- Opening Delimiter -

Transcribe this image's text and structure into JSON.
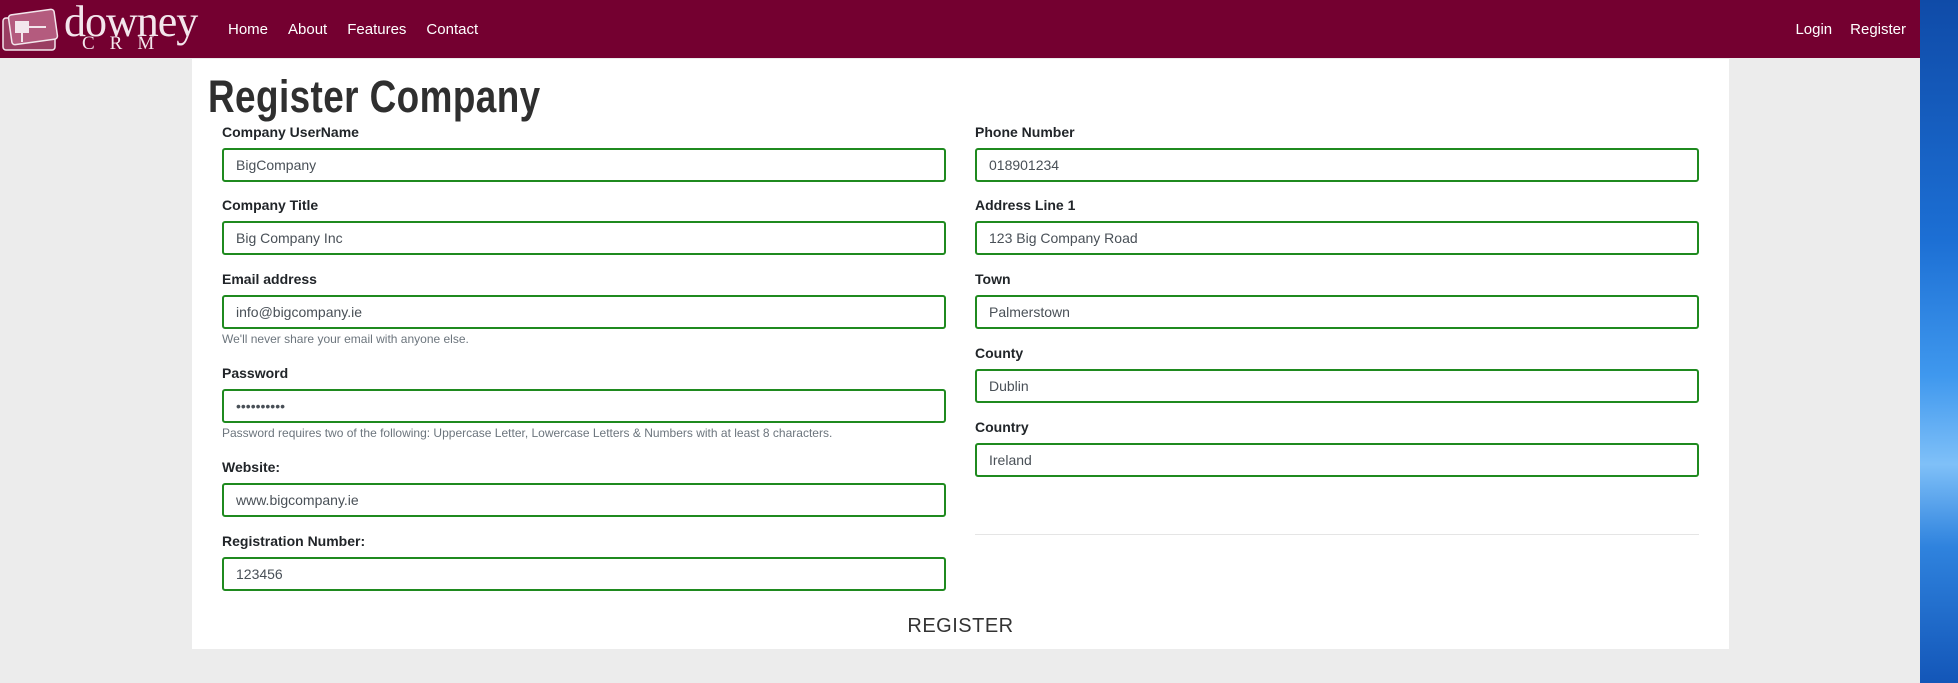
{
  "brand": {
    "name": "downey",
    "sub": "CRM"
  },
  "nav": {
    "left": [
      "Home",
      "About",
      "Features",
      "Contact"
    ],
    "right": [
      "Login",
      "Register"
    ]
  },
  "page": {
    "title": "Register Company"
  },
  "form": {
    "left": [
      {
        "label": "Company UserName",
        "value": "BigCompany"
      },
      {
        "label": "Company Title",
        "value": "Big Company Inc"
      },
      {
        "label": "Email address",
        "value": "info@bigcompany.ie",
        "help": "We'll never share your email with anyone else."
      },
      {
        "label": "Password",
        "value": "••••••••••",
        "help": "Password requires two of the following: Uppercase Letter, Lowercase Letters & Numbers with at least 8 characters."
      },
      {
        "label": "Website:",
        "value": "www.bigcompany.ie"
      },
      {
        "label": "Registration Number:",
        "value": "123456"
      }
    ],
    "right": [
      {
        "label": "Phone Number",
        "value": "018901234"
      },
      {
        "label": "Address Line 1",
        "value": "123 Big Company Road"
      },
      {
        "label": "Town",
        "value": "Palmerstown"
      },
      {
        "label": "County",
        "value": "Dublin"
      },
      {
        "label": "Country",
        "value": "Ireland"
      }
    ],
    "submit_label": "REGISTER"
  },
  "colors": {
    "navbar": "#740030",
    "input_border": "#1f8a1f",
    "background": "#ececec"
  }
}
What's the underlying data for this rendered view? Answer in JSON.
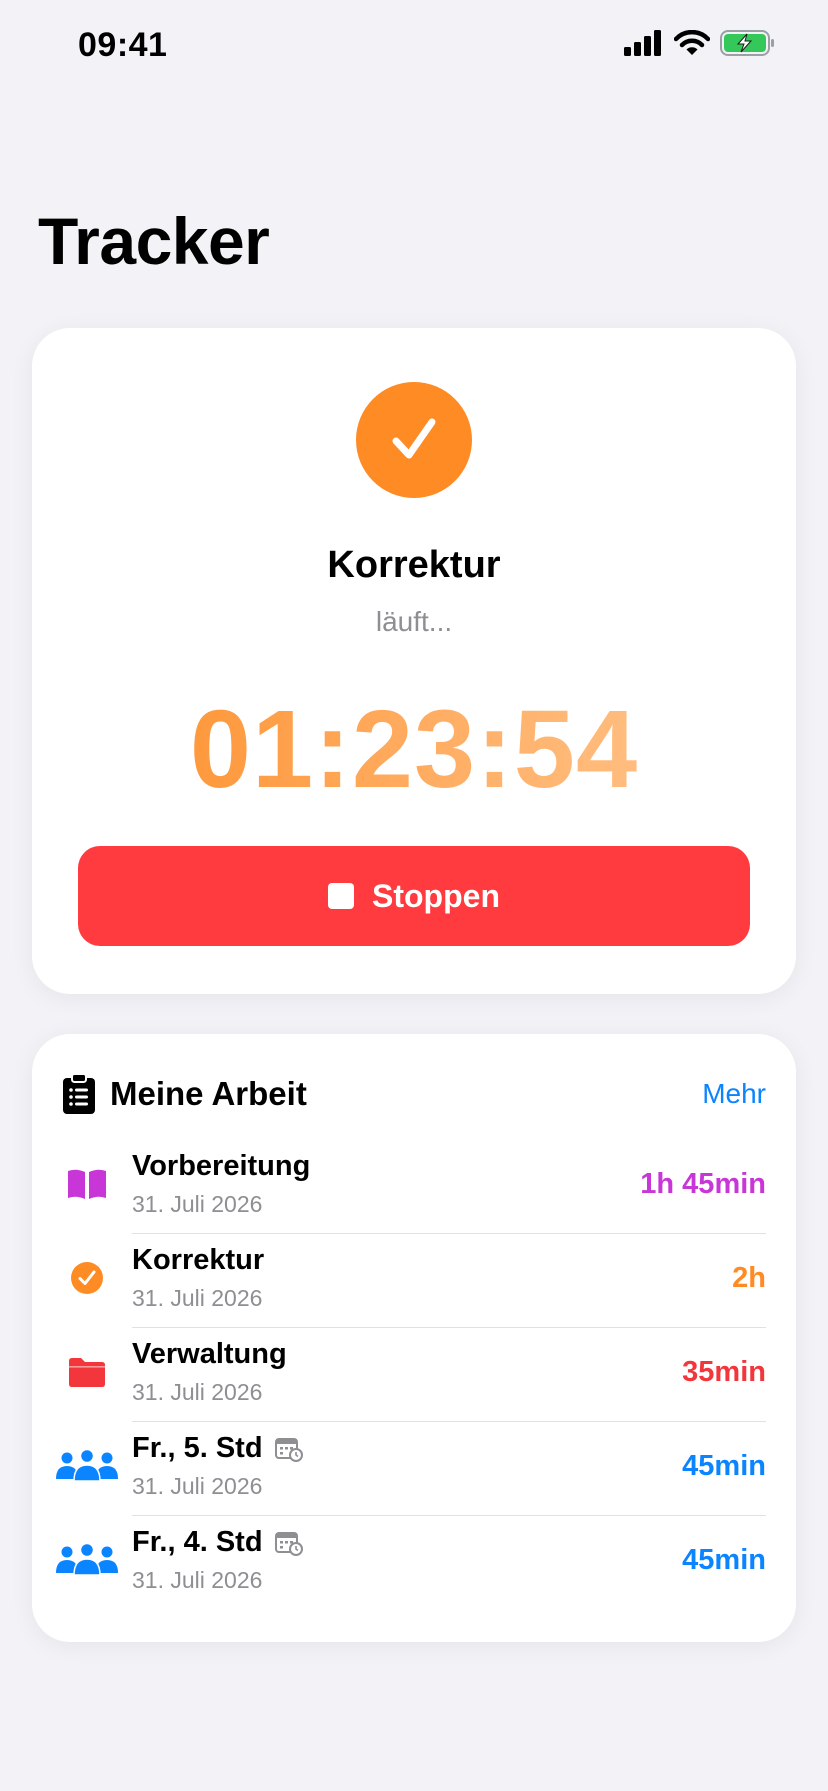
{
  "status_bar": {
    "time": "09:41"
  },
  "page": {
    "title": "Tracker"
  },
  "timer": {
    "activity": "Korrektur",
    "status": "läuft...",
    "elapsed": "01:23:54",
    "stop_label": "Stoppen",
    "accent": "#fe8b24"
  },
  "work": {
    "title": "Meine Arbeit",
    "more_label": "Mehr",
    "items": [
      {
        "title": "Vorbereitung",
        "date": "31. Juli 2026",
        "duration": "1h 45min",
        "color": "#c936d8",
        "icon": "book-icon",
        "has_calendar": false
      },
      {
        "title": "Korrektur",
        "date": "31. Juli 2026",
        "duration": "2h",
        "color": "#fe8b24",
        "icon": "check-circle-icon",
        "has_calendar": false
      },
      {
        "title": "Verwaltung",
        "date": "31. Juli 2026",
        "duration": "35min",
        "color": "#f2363b",
        "icon": "folder-icon",
        "has_calendar": false
      },
      {
        "title": "Fr., 5. Std",
        "date": "31. Juli 2026",
        "duration": "45min",
        "color": "#0a84ff",
        "icon": "people-icon",
        "has_calendar": true
      },
      {
        "title": "Fr., 4. Std",
        "date": "31. Juli 2026",
        "duration": "45min",
        "color": "#0a84ff",
        "icon": "people-icon",
        "has_calendar": true
      }
    ]
  }
}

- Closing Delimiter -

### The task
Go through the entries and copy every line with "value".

### Response for this exercise
        "value": "BigCompany"
        "value": "Big Company Inc"
        "value": "info@bigcompany.ie",
        "value": "••••••••••",
        "value": "www.bigcompany.ie"
        "value": "123456"
        "value": "018901234"
        "value": "123 Big Company Road"
        "value": "Palmerstown"
        "value": "Dublin"
        "value": "Ireland"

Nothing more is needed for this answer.